Farmers Almanac
The Farmers Almanac
BUY The 2018 Almanac NOW!

S’mores: Gooey Goodness!

Share on Facebook Share on Twitter Add to Google+ Share on Pinterest Subscribe by Email Print This Post
S’mores: Gooey Goodness!

With National S’mores Day occurring on August 10, aficionados may gear up to indulge even more than usual! Topping crisp, sweet graham crackers with gooey marshmallows and smooth chocolate, a beeline for the campfire is clearly in order. But who says s’mores have to be saluted only with traditional ingredients? Using ginger snaps in place of graham crackers, adding peanut butter, or substituting white chocolate or butterscotch chips for chocolate squares, or even sliding slices of banana, strawberries, pears, or apples between the grahams and other ingredients before cooking can make your s’mores deliciously different.

While they started out with the basics, the first official recipe was found in a 1927 publication, “Tramping and Trailing with the Girl Scouts.” Research reveals, however, that the less-than-obvious confection combination (or all-out concoction, depending on the way you view them!) actually rounded the popular curve even a couple of years earlier.

In 1913, the still-coveted Mallomar cookie hit the market (remember the scene at the end of When Harry Met Sally when Billy Crystal pretty much inhaled them on New Year’s Eve?). Made of a graham cracker base, marshmallow filling, and covered with chocolate, and followed by similarly-made Moon Pies in 1917, these products lead some to posit the s’mores that followed were a homemade attempt to replicate them.

Famous for decades for their mouthwatering meltability at campfires and on backyard grills, attempted by card-carrying s’mores supporters in the microwave, and even recreated by candy companies like Hershey’s in the self-contained Hershey’s S’mores bar, and in toaster pastries like Pop Tarts, unlike more trendy snacks and desserts, s’mores don’t appear to be disappearing anytime soon–except maybe from your plate.

(Continued Below)

While classic s’mores will likely never go out of style and are great for purists, these kicked-up variations on the theme (s’mores for breakfast? — see below) may challenge even the most dyed-in-the-wool s’moresians (take me to your campfire)!

Peanut Butter S’mores Bars
14 graham crackers
3/4 cup butter or margarine, softened
1/4 cup peanut butter, preferably crunchy
1/2 cup semi-sweet chocolate chips
1 can (14 oz.) sweetened condensed milk
3 cups marshmallows

Preheat oven to 375 degrees.
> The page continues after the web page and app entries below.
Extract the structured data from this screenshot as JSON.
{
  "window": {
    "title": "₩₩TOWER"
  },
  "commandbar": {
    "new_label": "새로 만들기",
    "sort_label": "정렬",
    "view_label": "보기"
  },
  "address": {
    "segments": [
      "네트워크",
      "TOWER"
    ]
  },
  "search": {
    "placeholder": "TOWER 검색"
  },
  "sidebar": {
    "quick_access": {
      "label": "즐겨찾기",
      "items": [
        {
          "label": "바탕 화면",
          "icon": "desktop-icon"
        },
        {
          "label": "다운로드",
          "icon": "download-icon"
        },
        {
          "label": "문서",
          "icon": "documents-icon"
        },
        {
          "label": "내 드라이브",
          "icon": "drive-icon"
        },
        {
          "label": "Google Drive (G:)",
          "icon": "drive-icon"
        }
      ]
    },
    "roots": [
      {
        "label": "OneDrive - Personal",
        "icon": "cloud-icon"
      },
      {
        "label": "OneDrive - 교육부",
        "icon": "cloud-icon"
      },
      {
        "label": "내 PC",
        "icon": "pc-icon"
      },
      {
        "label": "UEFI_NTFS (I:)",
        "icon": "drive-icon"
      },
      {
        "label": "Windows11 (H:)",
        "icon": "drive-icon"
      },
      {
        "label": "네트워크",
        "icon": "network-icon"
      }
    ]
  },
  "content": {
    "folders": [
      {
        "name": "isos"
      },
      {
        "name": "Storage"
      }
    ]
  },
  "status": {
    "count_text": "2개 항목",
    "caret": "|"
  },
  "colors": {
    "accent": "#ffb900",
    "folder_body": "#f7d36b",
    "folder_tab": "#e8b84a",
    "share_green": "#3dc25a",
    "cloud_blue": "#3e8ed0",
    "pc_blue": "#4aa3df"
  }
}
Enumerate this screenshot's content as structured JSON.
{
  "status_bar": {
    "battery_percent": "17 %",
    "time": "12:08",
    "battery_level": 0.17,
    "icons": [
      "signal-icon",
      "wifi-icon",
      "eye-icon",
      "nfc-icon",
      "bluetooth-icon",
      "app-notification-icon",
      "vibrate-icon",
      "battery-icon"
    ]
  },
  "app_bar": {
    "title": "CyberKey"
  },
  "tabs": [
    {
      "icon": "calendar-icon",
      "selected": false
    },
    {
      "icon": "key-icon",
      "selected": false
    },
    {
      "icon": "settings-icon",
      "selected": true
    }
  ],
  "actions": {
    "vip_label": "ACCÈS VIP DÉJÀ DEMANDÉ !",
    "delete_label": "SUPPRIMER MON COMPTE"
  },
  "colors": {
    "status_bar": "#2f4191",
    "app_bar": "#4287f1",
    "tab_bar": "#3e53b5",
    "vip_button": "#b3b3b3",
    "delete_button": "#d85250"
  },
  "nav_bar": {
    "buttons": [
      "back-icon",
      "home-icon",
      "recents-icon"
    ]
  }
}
Process graham crackers in food processor or crush into coarse crumbs. Add butter and peanut butter and blend. Spread mixture on bottom of 9 X 13 baking dish to form crust. Sprinkle with chocolate chips; drizzle with milk to cover chips. Bake for 30 minutes or until top is bubbly. Cool completely. Just before serving, sprinkle with marshmallows. Broil 3 to 4 inches from heat until lightly browned. Let stand a few minutes before cutting into 24 bars.

Pages: 1 2 3

Articles you might also like...

1 comment

1 Ann { 08.08.15 at 10:38 pm }

I would love to make smores but I just don’t care for graham crackers. Is there a good substitute?

Leave a Comment

Note: Comments that further the discussion of the above content are likely to be approved. Those comments that are vague or are simply submitted in order to promote a product, service or web site, although not necessarily considered "spam," are generally not approved.

If you notice a hole in the upper left-hand corner of your Farmers' Almanac, don't return it to the store! That hole isn't a defect; it's a part of history. Starting with the first edition of the Farmers' Almanac in 1818, readers used to nail holes into the corners to hang it up in their homes, barns, and outhouses (to provide both reading material and toilet paper). In 1919, the Almanac's publishers began pre-drilling holes in the corners to make it even easier for readers to keep all of that invaluable information (and paper) handy.

Spring Is Here – Sign Up Today!

The Farmers' Almanac is a gardener's best friend. Get 365 days of access to our online weather and gardening calendars + a copy of the 2017 Almanac
for only $13.99 $11.99!

Subscribe Today »